Track down every line below that holds "обучения" and copy it.

────────────────────

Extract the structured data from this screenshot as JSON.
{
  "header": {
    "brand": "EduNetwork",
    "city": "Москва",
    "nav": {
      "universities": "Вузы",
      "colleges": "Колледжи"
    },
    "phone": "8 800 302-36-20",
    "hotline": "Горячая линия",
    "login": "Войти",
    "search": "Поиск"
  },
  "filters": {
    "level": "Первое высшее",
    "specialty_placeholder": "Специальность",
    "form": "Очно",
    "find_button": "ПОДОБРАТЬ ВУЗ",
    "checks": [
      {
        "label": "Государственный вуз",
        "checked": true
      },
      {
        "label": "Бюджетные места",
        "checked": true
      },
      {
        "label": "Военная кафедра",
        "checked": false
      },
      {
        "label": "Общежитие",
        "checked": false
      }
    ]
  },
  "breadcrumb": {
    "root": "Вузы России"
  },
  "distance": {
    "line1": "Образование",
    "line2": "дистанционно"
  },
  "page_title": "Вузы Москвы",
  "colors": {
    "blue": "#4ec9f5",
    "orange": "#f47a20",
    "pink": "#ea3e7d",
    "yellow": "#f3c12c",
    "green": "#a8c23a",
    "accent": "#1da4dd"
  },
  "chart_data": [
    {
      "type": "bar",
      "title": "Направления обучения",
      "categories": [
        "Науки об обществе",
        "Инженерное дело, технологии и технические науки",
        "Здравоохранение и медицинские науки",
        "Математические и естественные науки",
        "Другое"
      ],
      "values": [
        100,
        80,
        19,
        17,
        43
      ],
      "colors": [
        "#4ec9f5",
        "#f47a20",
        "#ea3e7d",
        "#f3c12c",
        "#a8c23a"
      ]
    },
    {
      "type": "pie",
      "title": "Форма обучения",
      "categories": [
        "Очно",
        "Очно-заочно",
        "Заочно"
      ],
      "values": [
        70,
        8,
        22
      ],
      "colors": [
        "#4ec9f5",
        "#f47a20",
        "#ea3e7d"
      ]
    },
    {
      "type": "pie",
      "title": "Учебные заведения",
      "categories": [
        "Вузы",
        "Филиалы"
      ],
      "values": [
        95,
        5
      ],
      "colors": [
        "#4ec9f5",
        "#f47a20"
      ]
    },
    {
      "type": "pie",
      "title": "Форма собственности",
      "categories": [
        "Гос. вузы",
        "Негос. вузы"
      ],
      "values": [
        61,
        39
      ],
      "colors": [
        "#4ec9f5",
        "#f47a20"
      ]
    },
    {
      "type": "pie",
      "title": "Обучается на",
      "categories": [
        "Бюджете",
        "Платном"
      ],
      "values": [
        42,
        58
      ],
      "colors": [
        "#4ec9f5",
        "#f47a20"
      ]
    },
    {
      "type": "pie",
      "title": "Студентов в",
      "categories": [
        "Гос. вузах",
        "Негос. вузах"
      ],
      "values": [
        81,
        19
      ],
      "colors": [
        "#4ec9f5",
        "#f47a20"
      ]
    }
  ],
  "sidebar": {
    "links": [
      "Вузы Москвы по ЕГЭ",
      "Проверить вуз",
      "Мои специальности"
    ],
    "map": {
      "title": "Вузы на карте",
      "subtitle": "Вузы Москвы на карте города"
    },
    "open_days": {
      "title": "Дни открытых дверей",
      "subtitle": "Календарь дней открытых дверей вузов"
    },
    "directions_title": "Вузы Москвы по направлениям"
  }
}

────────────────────

**Solution to this problem**.
      "title": "Направления обучения",
      "title": "Форма обучения",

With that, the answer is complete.